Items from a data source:
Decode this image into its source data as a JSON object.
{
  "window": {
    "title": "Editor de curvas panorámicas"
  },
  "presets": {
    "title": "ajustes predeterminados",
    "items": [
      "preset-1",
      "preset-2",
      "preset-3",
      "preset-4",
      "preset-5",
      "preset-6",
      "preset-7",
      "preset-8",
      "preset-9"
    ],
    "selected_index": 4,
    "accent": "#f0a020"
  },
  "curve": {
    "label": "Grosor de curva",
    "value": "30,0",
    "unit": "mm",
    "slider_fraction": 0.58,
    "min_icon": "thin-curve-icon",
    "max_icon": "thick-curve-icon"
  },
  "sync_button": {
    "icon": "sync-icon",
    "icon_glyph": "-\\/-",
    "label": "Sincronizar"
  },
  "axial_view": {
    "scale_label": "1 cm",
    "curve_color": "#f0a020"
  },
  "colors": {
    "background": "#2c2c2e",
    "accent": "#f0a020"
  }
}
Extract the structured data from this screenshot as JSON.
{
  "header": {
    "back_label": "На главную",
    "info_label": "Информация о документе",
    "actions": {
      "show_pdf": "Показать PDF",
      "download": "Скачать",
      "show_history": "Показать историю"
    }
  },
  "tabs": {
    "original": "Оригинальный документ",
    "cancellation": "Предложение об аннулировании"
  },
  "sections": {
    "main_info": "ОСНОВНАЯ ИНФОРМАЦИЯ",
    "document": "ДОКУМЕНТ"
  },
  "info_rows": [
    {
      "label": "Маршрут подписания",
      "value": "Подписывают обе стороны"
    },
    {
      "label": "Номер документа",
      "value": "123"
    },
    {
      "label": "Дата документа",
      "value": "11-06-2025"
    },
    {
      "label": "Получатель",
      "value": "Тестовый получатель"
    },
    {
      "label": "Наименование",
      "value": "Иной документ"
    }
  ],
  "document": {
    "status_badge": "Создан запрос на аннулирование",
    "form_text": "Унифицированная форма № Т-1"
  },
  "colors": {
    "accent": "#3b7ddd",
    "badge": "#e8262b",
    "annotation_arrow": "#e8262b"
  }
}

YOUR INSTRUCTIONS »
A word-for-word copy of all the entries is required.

ANSWER »
Decode this image into its source data as a JSON object.
{
  "window": {
    "title": "Editor de curvas panorámicas"
  },
  "presets": {
    "title": "ajustes predeterminados",
    "items": [
      "preset-1",
      "preset-2",
      "preset-3",
      "preset-4",
      "preset-5",
      "preset-6",
      "preset-7",
      "preset-8",
      "preset-9"
    ],
    "selected_index": 4,
    "accent": "#f0a020"
  },
  "curve": {
    "label": "Grosor de curva",
    "value": "30,0",
    "unit": "mm",
    "slider_fraction": 0.58,
    "min_icon": "thin-curve-icon",
    "max_icon": "thick-curve-icon"
  },
  "sync_button": {
    "icon": "sync-icon",
    "icon_glyph": "-\\/-",
    "label": "Sincronizar"
  },
  "axial_view": {
    "scale_label": "1 cm",
    "curve_color": "#f0a020"
  },
  "colors": {
    "background": "#2c2c2e",
    "accent": "#f0a020"
  }
}
Extract the structured data from this screenshot as JSON.
{
  "header": {
    "back_label": "На главную",
    "info_label": "Информация о документе",
    "actions": {
      "show_pdf": "Показать PDF",
      "download": "Скачать",
      "show_history": "Показать историю"
    }
  },
  "tabs": {
    "original": "Оригинальный документ",
    "cancellation": "Предложение об аннулировании"
  },
  "sections": {
    "main_info": "ОСНОВНАЯ ИНФОРМАЦИЯ",
    "document": "ДОКУМЕНТ"
  },
  "info_rows": [
    {
      "label": "Маршрут подписания",
      "value": "Подписывают обе стороны"
    },
    {
      "label": "Номер документа",
      "value": "123"
    },
    {
      "label": "Дата документа",
      "value": "11-06-2025"
    },
    {
      "label": "Получатель",
      "value": "Тестовый получатель"
    },
    {
      "label": "Наименование",
      "value": "Иной документ"
    }
  ],
  "document": {
    "status_badge": "Создан запрос на аннулирование",
    "form_text": "Унифицированная форма № Т-1"
  },
  "colors": {
    "accent": "#3b7ddd",
    "badge": "#e8262b",
    "annotation_arrow": "#e8262b"
  }
}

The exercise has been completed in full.